Roughly 50 Pasadena officers participated in the drill, the first of its kind at the Rose Bowl, along with personnel from the Pasadena Fire Department along with police and fire agencies from Glendale, South Pasadena, Burbank , San Marino and the Los Angeles County Sheriff’s Department.
Dozens of volunteers played the parts of spectators running for their lives.
Some were made up to have serious injuries.
“Clearly there are various events that happen, not only in our country but all over the world and we want to be sure that our personnel are well trained to handle anything here that is similar,” Pasadena Fire Chief Bertral Washington said.
Classroom training preceded the real time drill
The training protocols implemented in the drill were developed by the California Firefighters Joint Apprenticeship Committee, which is a statewide firefighting training partnership.
The committee also organized the active shooter drill.
With a variety public safety officials watching, the mock mass-shooting incident was played out in real time, with responding police officers and firefighters having to react to uncertain movements of the shooters and spectators.
“The idea behind this particular exercise is bring law enforcement and firefighters together to train, said Carol Willis, communications director for the California Firefighters Joint Apprenticeship Committee. In these types of mass casualty incidents, you can’t have fire and rescue outside the perimeter. They need to come inside and train on rendering aide even though the scene hasn’t necessarily been secured.
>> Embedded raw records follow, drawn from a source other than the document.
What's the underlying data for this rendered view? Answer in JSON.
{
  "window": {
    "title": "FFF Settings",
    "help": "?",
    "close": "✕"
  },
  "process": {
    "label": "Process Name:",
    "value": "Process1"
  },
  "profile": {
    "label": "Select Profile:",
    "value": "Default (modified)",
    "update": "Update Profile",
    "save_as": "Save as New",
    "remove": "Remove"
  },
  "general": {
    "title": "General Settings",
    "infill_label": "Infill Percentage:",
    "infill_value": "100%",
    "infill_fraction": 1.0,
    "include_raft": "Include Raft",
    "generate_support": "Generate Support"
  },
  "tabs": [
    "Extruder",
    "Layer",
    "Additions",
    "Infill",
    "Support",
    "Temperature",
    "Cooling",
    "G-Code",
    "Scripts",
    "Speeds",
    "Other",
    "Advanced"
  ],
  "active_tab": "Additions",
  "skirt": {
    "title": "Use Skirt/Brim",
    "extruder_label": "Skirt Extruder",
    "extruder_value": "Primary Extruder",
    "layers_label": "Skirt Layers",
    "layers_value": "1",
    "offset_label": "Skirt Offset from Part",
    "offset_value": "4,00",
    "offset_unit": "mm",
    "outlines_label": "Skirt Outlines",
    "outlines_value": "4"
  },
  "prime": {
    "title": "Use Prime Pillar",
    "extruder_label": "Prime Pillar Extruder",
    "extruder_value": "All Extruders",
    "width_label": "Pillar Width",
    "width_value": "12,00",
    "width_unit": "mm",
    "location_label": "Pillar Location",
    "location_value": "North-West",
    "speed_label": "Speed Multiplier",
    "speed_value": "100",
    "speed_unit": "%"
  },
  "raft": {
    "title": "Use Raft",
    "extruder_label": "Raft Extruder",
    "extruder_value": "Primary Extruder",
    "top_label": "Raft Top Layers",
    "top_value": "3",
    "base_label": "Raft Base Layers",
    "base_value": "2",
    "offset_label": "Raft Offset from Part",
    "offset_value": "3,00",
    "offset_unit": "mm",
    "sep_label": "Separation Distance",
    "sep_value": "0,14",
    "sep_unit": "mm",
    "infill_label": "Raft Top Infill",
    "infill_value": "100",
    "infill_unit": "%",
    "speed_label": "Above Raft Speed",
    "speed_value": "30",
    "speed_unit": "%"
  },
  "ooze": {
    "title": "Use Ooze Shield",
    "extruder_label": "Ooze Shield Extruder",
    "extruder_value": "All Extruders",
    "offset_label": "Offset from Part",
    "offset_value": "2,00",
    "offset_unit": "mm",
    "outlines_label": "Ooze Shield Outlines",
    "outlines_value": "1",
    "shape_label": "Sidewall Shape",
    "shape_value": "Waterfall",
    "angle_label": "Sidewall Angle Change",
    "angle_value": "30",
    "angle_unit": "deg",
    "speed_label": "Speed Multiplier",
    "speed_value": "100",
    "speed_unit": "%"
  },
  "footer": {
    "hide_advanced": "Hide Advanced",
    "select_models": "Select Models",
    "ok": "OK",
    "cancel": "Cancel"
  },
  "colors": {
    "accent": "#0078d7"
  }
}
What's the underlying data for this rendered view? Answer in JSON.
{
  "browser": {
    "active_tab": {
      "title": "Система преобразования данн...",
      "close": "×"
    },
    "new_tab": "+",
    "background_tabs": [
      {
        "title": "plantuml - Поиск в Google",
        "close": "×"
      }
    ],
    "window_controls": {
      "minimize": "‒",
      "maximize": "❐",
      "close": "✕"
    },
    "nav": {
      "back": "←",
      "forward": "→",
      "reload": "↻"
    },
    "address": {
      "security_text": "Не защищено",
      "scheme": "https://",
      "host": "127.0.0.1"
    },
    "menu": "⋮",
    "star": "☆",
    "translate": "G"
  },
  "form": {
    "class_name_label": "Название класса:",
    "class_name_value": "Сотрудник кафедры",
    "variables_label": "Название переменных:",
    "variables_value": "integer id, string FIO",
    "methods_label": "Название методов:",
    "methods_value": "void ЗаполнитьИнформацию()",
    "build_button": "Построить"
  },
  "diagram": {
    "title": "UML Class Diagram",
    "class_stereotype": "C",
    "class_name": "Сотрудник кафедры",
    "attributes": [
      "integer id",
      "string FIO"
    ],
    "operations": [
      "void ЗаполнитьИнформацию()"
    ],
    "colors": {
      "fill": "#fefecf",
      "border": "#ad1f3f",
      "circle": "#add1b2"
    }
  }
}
That is what unified response to violent incidents training is all about.”
A video of the training exercise will be used for future training, Willis said.